Above: Fathom Five National Park at the northern tip of the Bruce Peninsula.
“Full fathom five thy father lies; of his bones are corals made;
Those are pearls that were his eyes; nothing of him that does fade
But doth suffer a sea change into something rich and strange.”
(Song from “The Tempest” by W. Shakespeare)
Tuesday, Aug. 17, 2009
It’s a sunny day and Ruth and I are 32,000 feet in the air, somewhere over the Rocky Mountains. On our way to Seattle for a week-long reunion with her mom, siblings and the beautiful faces of the next couple of generations. My canoe is stored in a woods next to a motel in Tobermory, at the tip of the Bruce Peninsula. Gear is piled in my parents’ basement. I’m on vacation from my vacation.
Like the crossing from Port Huron to Sarnia, reaching Tobermory was a milestone. Ruth met me there Saturday, Aug. 15, driving from Petoskey across the Upper Peninsula, and crossing into Canada at Sault Ste. Marie. She followed the northern coast of Lake Huron to Little Current, where she took the bridge connecting the mainland to Manitoulin Island. At the east side of the island she took the ferry to Tobermory, arriving about 8:30 p.m. I was still on the water, just turning from northwest to east around the peninsula, when she called to tell me the ferry had docked. I was about seven miles from Tobermory. I had been paddling since about 9 a.m., with an hour break for lunch about 3 p.m. A fairly stiff wind had been blowing from the southwest all day, and I had to keep an eye on the waves, staying away from shore to avoid the breakers. But I was full of energy at the thought of seeing Ruth and anticipation of a few days’ rest, and I was determined to finish the day in Tobermory Harbour.

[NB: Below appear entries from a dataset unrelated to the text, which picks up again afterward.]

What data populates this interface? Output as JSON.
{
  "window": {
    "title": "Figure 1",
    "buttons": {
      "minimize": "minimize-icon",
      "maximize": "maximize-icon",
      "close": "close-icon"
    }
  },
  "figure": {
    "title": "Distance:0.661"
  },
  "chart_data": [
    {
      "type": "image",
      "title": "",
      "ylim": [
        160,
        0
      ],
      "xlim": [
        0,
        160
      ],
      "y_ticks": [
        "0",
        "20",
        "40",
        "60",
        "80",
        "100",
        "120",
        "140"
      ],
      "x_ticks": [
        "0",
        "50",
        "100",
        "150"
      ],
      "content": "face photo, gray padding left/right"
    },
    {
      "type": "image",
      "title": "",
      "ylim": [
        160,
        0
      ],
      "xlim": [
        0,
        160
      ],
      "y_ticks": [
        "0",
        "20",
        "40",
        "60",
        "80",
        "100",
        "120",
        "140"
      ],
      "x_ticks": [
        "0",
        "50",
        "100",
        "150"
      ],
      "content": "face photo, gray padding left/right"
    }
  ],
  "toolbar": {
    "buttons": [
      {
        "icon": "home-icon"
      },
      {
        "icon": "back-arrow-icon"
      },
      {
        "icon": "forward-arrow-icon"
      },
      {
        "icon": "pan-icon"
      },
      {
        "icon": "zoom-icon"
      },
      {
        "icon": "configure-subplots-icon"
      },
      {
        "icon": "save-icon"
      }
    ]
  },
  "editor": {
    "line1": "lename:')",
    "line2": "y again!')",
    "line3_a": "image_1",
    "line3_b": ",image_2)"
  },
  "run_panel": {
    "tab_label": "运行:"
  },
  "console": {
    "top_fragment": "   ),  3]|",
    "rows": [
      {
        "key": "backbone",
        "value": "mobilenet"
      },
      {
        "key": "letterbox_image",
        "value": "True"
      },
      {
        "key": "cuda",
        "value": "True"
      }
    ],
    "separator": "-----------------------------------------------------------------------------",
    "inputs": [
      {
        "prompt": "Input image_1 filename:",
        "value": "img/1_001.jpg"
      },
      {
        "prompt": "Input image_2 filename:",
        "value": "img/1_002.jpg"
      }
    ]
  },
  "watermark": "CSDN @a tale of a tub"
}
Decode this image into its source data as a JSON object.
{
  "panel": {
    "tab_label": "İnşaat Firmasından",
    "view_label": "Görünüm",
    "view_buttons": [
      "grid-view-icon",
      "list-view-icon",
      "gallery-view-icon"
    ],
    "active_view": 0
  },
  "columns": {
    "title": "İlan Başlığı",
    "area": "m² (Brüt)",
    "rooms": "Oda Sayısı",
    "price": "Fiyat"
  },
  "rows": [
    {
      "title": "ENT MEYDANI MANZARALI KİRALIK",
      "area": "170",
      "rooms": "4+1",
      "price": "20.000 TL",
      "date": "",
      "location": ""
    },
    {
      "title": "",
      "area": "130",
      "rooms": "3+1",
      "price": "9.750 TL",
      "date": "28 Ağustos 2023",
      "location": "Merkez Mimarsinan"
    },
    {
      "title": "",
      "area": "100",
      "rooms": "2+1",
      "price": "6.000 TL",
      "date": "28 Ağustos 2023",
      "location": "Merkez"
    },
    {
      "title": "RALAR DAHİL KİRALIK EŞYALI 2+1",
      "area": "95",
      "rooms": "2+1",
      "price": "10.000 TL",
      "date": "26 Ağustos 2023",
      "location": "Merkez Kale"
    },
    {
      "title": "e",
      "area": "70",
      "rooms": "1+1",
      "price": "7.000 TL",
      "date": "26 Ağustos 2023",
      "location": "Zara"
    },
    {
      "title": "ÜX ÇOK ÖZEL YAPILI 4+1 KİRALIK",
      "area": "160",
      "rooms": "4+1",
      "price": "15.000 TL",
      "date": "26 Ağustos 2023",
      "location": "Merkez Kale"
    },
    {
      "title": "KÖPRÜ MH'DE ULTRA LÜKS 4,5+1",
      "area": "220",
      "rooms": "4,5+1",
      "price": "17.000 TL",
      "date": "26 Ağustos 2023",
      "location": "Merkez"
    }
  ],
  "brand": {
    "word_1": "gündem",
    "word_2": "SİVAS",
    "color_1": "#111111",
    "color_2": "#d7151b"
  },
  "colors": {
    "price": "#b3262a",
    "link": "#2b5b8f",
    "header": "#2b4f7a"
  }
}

I stopped on the shore of little Bishop’s Island to grab a couple of apples and a bag of peanuts, attach green and red lights to the bow, and clip a white light on the back of my hat. Hopped back in the boat, and paddled for just a bit before taking photos of a most beautiful sunset. Then, with each stroke, day slipped into night. By 9:30 p.m. the moonless sky was as inky as the water. The waves and wind were behind me now, and had calmed significantly, but it was still eerie to be paddling in the dark. I could see cottages with lights on, but all the bays and islands made it hard to get a bearing. A blast of fireworks on shore scared me. I slowed down, repeated my mantra “everything will be all right,” and paddled on.
About 11 p.m. I finally reached the mouth of the harbor. Ruth called me on the phone, and said she could see my lights from the ferry dock. I looked through my binoculars at the dock, and saw her waving behind the fence. She gave me directions to a boat ramp a bit farther into the harbor, where we met about 10 minutes later. As patrons stumbled out of the wharfside bars, we unloaded gear, pulled the canoe from the water and tied it to the top of the car.
So, my beloved “Seaweed” rests in the woods, awaiting our return Thursday. Wind and waves willing, we’ll be back in the water Friday, Aug. 28, for the crossing from the peninsula to Manitoulin Island.